The task
Below is some data. Retype exactly the lines starting at the one with "Serialize everything readable" and ending at the one with "Enumerate this screenshot's".

[Data records for software interfaces]
"""
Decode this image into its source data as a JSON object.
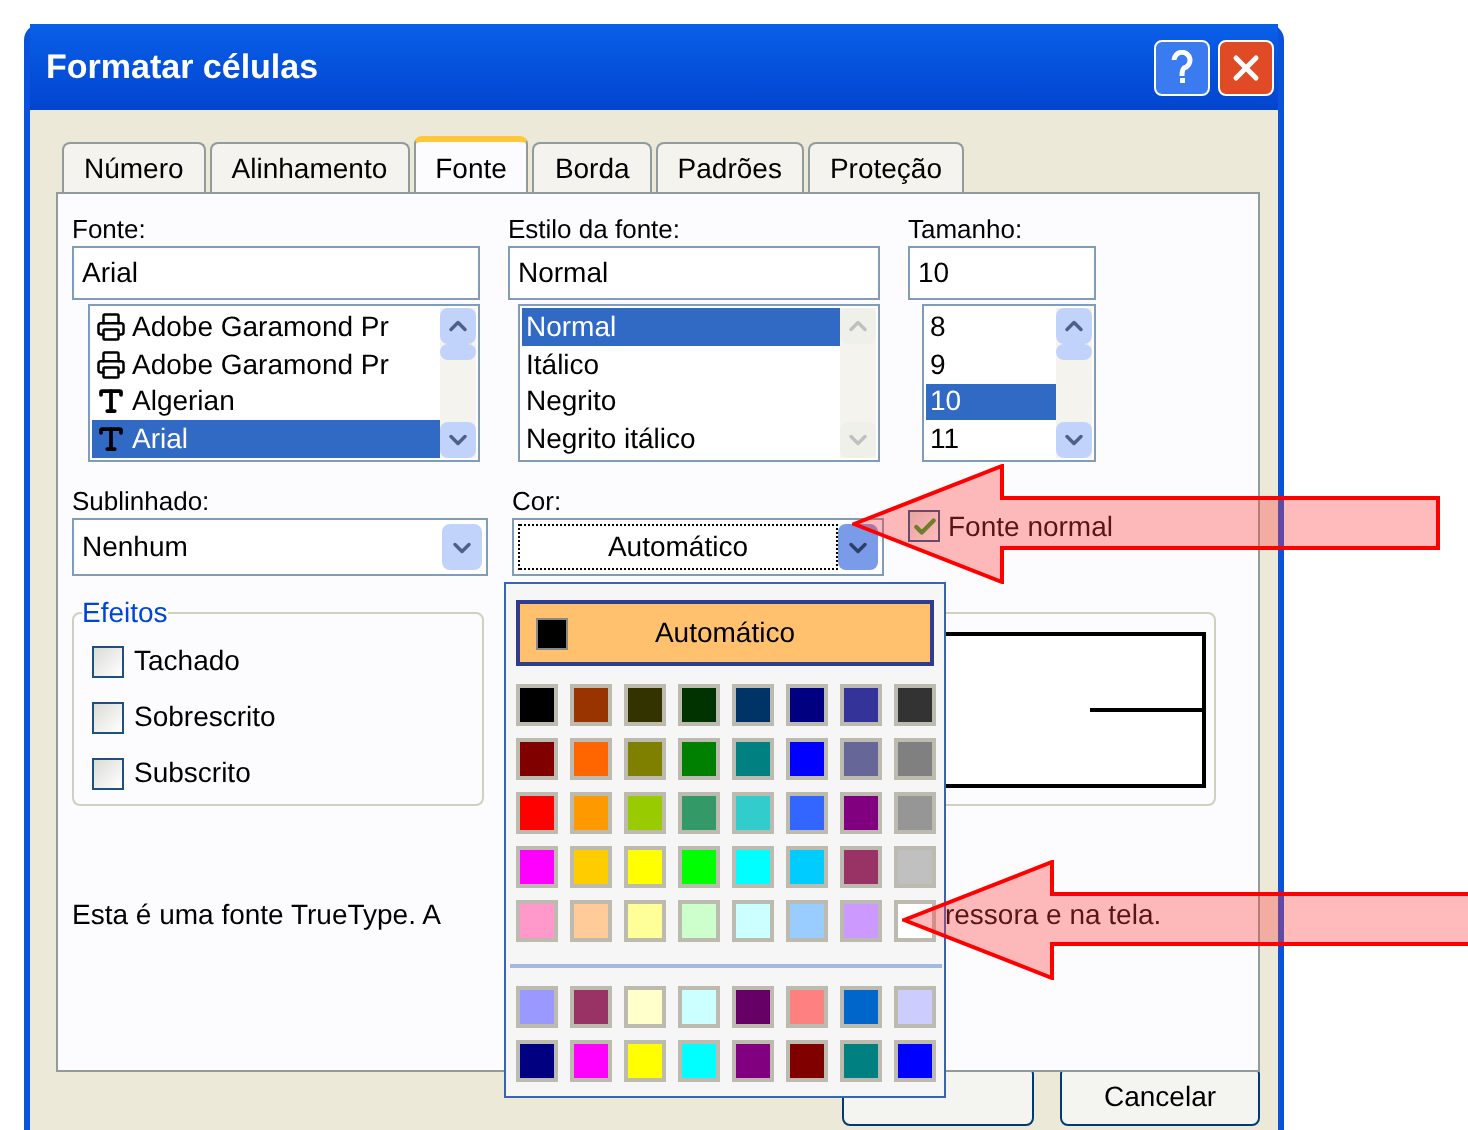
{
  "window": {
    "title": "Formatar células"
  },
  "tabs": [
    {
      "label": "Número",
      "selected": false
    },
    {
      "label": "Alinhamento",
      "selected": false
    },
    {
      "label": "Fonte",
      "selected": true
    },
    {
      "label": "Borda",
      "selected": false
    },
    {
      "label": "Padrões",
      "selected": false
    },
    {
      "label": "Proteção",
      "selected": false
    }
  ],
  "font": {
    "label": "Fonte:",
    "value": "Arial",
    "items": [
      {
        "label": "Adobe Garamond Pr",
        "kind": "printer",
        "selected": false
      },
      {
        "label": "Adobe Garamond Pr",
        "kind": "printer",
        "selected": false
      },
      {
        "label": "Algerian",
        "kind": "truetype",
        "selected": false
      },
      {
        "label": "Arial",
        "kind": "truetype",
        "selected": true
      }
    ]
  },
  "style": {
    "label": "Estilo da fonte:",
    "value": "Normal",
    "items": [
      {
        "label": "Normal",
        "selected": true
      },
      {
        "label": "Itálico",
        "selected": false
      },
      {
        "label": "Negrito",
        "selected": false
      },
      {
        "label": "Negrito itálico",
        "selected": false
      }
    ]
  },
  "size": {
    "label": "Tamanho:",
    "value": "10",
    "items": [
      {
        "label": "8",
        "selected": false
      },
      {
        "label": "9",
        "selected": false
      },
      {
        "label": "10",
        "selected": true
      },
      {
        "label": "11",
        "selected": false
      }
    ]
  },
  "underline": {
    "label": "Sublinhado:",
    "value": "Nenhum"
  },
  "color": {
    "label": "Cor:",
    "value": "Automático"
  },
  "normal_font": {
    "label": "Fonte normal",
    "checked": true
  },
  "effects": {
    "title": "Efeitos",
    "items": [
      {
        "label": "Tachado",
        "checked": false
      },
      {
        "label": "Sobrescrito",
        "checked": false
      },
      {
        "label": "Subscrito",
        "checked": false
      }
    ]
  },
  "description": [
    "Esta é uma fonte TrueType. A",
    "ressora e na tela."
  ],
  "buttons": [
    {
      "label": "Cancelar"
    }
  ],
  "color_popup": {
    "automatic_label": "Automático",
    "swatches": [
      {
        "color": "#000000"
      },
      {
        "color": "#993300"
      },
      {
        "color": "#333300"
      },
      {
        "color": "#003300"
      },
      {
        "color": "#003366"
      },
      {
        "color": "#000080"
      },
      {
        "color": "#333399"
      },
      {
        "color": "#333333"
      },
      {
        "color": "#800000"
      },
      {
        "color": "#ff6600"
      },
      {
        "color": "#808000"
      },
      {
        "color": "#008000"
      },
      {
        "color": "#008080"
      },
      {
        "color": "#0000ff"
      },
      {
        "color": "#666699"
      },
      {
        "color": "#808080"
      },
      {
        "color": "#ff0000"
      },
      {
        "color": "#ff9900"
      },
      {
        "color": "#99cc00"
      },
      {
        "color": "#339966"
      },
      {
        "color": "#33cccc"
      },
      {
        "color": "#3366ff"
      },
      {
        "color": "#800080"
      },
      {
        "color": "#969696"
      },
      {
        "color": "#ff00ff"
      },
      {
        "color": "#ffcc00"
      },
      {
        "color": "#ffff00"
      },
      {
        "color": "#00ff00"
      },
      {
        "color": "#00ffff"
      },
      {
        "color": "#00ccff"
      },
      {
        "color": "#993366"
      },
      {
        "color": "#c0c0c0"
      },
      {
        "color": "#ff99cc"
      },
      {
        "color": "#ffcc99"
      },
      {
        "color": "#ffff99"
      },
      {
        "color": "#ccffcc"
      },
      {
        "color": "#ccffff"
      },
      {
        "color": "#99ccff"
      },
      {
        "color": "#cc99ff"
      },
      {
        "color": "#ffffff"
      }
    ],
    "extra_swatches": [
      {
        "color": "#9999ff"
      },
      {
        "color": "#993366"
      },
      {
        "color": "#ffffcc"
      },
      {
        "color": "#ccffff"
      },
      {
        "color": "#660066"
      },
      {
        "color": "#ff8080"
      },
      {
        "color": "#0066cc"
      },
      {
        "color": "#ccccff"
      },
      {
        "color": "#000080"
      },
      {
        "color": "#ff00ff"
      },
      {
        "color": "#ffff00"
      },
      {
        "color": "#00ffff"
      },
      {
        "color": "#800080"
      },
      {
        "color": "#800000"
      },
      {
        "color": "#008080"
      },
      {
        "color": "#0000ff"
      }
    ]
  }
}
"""
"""
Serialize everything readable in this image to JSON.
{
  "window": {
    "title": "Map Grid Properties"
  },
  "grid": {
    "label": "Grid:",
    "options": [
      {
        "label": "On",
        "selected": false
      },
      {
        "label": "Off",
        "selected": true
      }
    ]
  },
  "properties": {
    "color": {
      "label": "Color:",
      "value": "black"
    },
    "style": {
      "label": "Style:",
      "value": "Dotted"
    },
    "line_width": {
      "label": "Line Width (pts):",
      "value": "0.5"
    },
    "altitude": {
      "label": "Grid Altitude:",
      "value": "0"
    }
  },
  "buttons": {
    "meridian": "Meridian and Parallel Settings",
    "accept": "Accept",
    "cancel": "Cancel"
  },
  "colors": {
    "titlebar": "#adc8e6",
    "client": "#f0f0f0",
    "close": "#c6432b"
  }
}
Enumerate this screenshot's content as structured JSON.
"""
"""
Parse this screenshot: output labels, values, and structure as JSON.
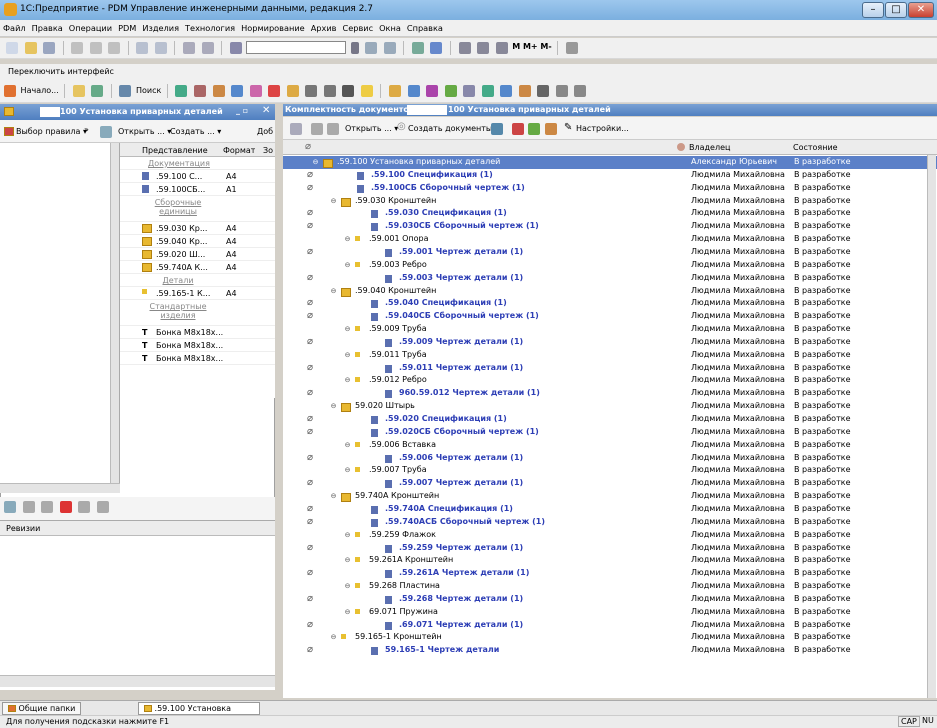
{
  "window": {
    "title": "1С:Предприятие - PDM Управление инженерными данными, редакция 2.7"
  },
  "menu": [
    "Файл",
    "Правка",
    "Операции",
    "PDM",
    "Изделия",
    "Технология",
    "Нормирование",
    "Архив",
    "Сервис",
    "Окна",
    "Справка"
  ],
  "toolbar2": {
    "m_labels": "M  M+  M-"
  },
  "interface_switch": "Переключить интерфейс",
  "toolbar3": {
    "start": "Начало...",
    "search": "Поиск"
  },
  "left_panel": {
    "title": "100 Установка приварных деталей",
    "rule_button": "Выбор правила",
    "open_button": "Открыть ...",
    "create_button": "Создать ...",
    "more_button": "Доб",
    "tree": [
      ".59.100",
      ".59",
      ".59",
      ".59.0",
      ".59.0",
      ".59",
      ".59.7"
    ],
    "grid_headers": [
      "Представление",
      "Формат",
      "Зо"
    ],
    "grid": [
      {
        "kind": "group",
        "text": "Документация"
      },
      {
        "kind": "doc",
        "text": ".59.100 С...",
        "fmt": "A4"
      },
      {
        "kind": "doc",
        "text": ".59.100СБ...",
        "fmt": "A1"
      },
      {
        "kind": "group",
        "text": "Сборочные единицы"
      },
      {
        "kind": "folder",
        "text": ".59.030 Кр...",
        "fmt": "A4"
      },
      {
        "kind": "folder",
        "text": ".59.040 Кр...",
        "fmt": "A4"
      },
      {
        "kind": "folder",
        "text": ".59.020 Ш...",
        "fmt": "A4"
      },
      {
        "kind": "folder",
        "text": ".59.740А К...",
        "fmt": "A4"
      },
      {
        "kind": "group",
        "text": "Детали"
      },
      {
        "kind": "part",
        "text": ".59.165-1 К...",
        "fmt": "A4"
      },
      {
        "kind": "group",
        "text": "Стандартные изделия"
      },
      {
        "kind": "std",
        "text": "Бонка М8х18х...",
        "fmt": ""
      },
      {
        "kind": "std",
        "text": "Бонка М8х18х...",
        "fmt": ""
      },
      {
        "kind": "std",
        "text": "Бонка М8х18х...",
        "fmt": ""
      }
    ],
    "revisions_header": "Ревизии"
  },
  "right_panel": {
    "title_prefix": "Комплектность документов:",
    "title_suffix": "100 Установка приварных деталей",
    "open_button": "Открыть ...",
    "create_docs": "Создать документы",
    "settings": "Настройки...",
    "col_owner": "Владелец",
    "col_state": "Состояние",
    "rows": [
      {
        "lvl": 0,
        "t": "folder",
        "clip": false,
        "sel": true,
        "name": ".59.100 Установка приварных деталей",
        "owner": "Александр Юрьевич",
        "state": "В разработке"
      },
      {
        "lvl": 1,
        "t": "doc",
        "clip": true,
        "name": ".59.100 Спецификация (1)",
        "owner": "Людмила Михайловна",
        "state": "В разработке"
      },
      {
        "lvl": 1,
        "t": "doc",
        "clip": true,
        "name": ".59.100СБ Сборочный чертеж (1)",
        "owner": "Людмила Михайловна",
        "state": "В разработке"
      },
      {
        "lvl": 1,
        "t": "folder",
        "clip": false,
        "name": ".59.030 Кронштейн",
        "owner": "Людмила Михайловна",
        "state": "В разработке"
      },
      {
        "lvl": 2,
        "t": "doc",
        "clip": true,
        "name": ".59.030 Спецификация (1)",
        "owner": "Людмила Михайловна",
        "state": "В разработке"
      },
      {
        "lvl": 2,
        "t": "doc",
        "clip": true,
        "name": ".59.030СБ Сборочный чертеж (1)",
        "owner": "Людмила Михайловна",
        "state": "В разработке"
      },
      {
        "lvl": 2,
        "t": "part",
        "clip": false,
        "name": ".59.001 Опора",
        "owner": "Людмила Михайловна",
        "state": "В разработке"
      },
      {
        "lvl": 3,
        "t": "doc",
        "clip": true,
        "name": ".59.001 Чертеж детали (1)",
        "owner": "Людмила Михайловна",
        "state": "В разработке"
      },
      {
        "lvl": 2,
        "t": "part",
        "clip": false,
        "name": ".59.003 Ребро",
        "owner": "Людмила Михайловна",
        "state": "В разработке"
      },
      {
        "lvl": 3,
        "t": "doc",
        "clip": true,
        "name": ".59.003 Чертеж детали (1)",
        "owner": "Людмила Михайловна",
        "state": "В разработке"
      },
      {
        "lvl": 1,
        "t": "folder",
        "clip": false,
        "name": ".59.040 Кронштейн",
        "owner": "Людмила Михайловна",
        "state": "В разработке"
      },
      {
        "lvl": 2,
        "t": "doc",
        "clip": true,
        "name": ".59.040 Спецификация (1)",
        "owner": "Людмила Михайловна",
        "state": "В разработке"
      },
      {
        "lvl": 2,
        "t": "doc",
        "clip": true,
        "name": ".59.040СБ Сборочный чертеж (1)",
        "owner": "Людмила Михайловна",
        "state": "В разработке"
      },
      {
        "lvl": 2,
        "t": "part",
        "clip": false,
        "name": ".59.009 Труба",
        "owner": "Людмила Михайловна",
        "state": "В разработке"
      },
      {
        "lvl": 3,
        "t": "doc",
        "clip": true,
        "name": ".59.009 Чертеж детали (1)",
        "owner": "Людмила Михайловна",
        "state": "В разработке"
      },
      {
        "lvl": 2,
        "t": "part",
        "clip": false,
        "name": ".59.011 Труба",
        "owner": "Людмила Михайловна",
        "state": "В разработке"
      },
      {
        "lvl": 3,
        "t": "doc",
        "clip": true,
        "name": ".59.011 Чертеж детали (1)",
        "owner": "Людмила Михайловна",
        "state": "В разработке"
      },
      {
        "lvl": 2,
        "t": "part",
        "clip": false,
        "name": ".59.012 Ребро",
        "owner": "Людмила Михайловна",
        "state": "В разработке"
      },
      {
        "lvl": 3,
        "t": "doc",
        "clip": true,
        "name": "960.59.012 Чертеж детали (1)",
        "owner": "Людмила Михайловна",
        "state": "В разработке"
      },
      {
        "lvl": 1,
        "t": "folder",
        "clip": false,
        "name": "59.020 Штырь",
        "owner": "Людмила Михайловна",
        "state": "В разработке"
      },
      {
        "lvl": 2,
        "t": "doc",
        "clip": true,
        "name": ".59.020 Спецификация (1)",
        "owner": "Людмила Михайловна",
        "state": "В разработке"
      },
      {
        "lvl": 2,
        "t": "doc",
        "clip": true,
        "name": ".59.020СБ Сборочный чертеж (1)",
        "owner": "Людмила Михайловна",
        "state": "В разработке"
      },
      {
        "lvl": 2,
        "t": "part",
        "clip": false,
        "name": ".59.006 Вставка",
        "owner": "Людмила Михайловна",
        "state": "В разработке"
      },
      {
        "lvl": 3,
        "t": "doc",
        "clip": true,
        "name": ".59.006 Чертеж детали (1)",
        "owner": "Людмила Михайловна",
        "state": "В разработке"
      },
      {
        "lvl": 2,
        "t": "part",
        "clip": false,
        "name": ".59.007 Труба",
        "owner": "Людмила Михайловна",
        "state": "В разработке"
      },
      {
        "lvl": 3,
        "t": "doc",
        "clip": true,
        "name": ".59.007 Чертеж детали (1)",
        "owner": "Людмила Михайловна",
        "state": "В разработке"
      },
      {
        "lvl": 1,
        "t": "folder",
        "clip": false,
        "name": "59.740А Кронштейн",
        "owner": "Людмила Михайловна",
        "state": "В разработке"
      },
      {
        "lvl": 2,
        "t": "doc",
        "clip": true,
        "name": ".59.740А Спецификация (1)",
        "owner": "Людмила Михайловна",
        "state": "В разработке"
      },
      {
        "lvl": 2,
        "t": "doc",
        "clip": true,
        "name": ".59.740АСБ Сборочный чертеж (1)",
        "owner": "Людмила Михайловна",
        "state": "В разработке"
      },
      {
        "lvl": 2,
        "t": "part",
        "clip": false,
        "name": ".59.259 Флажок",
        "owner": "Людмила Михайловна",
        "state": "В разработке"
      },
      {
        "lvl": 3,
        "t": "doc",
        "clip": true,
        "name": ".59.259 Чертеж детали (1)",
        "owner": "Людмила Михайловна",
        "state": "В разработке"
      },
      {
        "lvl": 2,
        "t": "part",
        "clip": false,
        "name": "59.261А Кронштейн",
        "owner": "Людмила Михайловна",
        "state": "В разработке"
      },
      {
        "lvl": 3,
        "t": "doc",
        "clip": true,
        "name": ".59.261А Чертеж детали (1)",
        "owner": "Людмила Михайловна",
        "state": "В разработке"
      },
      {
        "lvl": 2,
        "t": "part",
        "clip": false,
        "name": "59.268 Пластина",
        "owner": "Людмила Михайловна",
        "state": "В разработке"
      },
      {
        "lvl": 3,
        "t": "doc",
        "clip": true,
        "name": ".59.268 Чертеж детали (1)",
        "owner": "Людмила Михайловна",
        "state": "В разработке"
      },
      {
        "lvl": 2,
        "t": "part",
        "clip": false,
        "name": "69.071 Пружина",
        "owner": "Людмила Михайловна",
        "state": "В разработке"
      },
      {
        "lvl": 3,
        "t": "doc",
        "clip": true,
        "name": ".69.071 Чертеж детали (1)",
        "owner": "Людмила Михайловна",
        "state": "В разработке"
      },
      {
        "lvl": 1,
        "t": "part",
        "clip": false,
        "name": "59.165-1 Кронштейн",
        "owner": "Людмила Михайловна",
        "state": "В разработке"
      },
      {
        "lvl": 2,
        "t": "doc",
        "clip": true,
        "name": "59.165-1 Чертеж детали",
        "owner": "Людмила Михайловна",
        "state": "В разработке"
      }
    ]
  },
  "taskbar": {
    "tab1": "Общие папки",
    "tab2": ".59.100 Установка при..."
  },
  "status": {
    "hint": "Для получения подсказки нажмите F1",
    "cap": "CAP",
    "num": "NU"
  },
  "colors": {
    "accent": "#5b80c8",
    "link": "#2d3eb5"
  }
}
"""
Finished task
Serialize everything readable in this image to JSON.
{
  "window": {
    "title": "Map Grid Properties"
  },
  "grid": {
    "label": "Grid:",
    "options": [
      {
        "label": "On",
        "selected": false
      },
      {
        "label": "Off",
        "selected": true
      }
    ]
  },
  "properties": {
    "color": {
      "label": "Color:",
      "value": "black"
    },
    "style": {
      "label": "Style:",
      "value": "Dotted"
    },
    "line_width": {
      "label": "Line Width (pts):",
      "value": "0.5"
    },
    "altitude": {
      "label": "Grid Altitude:",
      "value": "0"
    }
  },
  "buttons": {
    "meridian": "Meridian and Parallel Settings",
    "accept": "Accept",
    "cancel": "Cancel"
  },
  "colors": {
    "titlebar": "#adc8e6",
    "client": "#f0f0f0",
    "close": "#c6432b"
  }
}
Enumerate this screenshot's content as structured JSON.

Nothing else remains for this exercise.